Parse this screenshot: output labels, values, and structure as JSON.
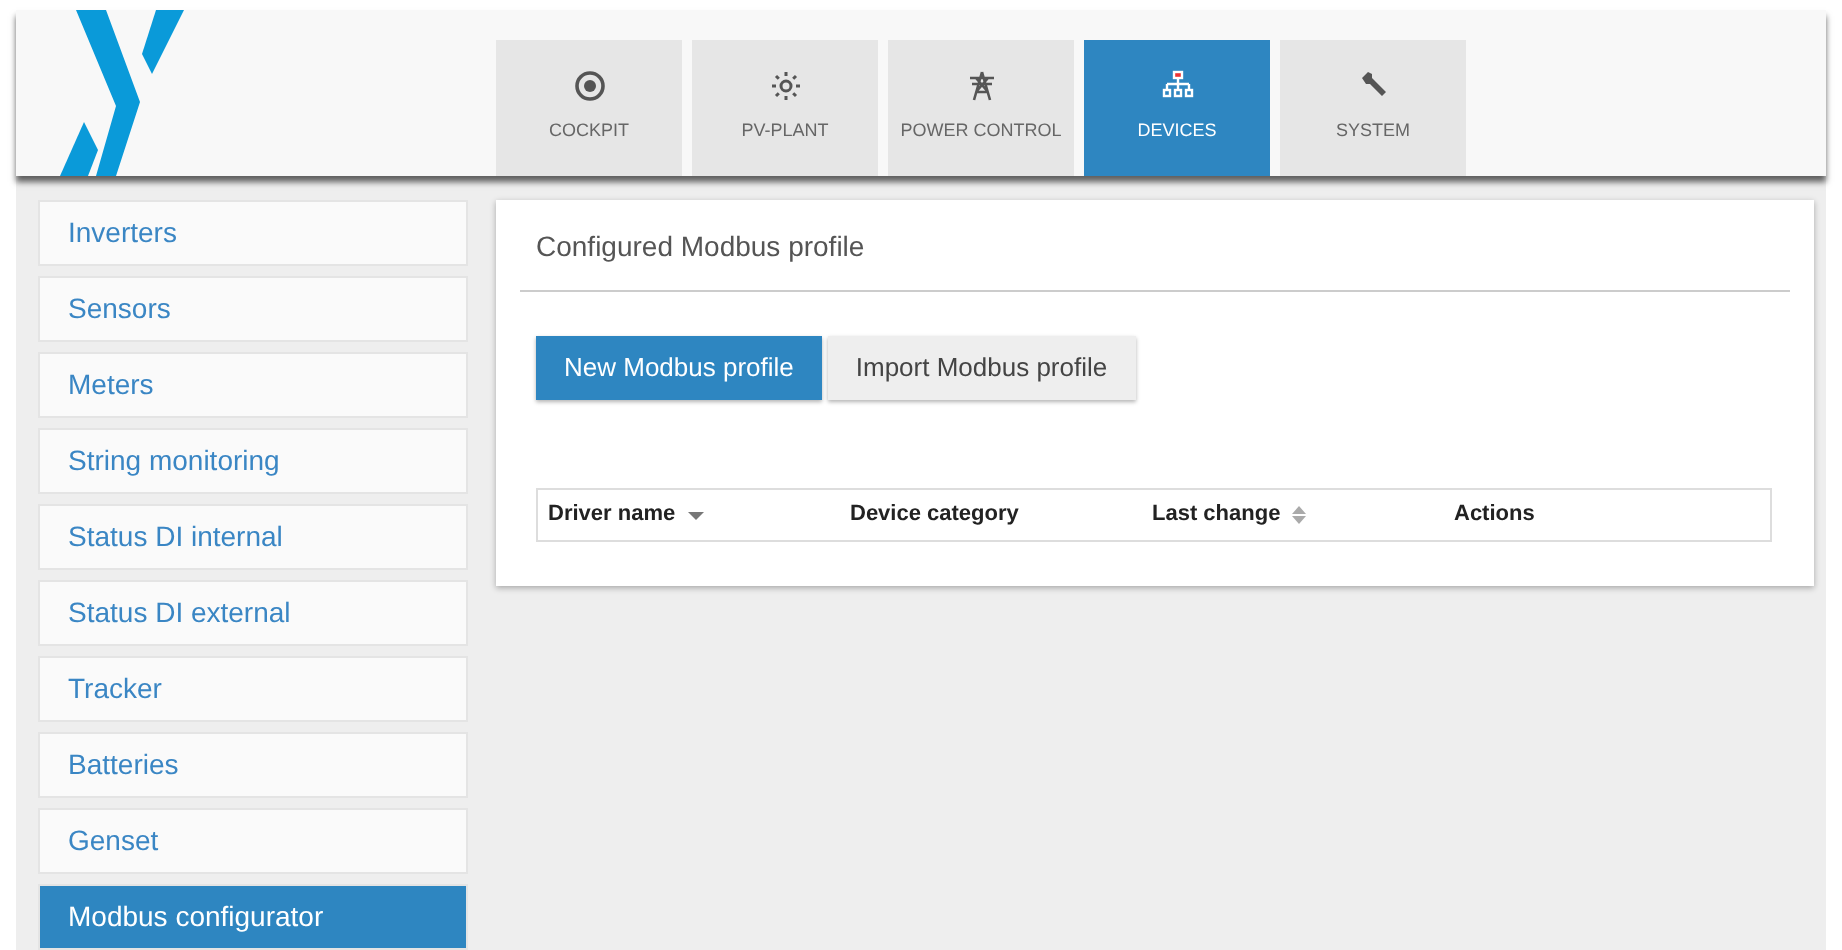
{
  "nav_tabs": [
    {
      "label": "COCKPIT",
      "selected": false
    },
    {
      "label": "PV-PLANT",
      "selected": false
    },
    {
      "label": "POWER CONTROL",
      "selected": false
    },
    {
      "label": "DEVICES",
      "selected": true
    },
    {
      "label": "SYSTEM",
      "selected": false
    }
  ],
  "sidebar": {
    "items": [
      {
        "label": "Inverters",
        "selected": false
      },
      {
        "label": "Sensors",
        "selected": false
      },
      {
        "label": "Meters",
        "selected": false
      },
      {
        "label": "String monitoring",
        "selected": false
      },
      {
        "label": "Status DI internal",
        "selected": false
      },
      {
        "label": "Status DI external",
        "selected": false
      },
      {
        "label": "Tracker",
        "selected": false
      },
      {
        "label": "Batteries",
        "selected": false
      },
      {
        "label": "Genset",
        "selected": false
      },
      {
        "label": "Modbus configurator",
        "selected": true
      }
    ]
  },
  "panel": {
    "title": "Configured Modbus profile",
    "buttons": [
      {
        "label": "New Modbus profile",
        "kind": "primary"
      },
      {
        "label": "Import Modbus profile",
        "kind": "secondary"
      }
    ],
    "table": {
      "columns": [
        {
          "label": "Driver name",
          "kind": "sorted"
        },
        {
          "label": "Device category",
          "kind": "plain"
        },
        {
          "label": "Last change",
          "kind": "sortable"
        },
        {
          "label": "Actions",
          "kind": "plain"
        }
      ]
    }
  }
}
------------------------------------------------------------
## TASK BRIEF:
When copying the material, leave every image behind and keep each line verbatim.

## EXERCISE ANSWER:
Parse this screenshot: output labels, values, and structure as JSON.
{
  "nav_tabs": [
    {
      "label": "COCKPIT",
      "selected": false
    },
    {
      "label": "PV-PLANT",
      "selected": false
    },
    {
      "label": "POWER CONTROL",
      "selected": false
    },
    {
      "label": "DEVICES",
      "selected": true
    },
    {
      "label": "SYSTEM",
      "selected": false
    }
  ],
  "sidebar": {
    "items": [
      {
        "label": "Inverters",
        "selected": false
      },
      {
        "label": "Sensors",
        "selected": false
      },
      {
        "label": "Meters",
        "selected": false
      },
      {
        "label": "String monitoring",
        "selected": false
      },
      {
        "label": "Status DI internal",
        "selected": false
      },
      {
        "label": "Status DI external",
        "selected": false
      },
      {
        "label": "Tracker",
        "selected": false
      },
      {
        "label": "Batteries",
        "selected": false
      },
      {
        "label": "Genset",
        "selected": false
      },
      {
        "label": "Modbus configurator",
        "selected": true
      }
    ]
  },
  "panel": {
    "title": "Configured Modbus profile",
    "buttons": [
      {
        "label": "New Modbus profile",
        "kind": "primary"
      },
      {
        "label": "Import Modbus profile",
        "kind": "secondary"
      }
    ],
    "table": {
      "columns": [
        {
          "label": "Driver name",
          "kind": "sorted"
        },
        {
          "label": "Device category",
          "kind": "plain"
        },
        {
          "label": "Last change",
          "kind": "sortable"
        },
        {
          "label": "Actions",
          "kind": "plain"
        }
      ]
    }
  }
}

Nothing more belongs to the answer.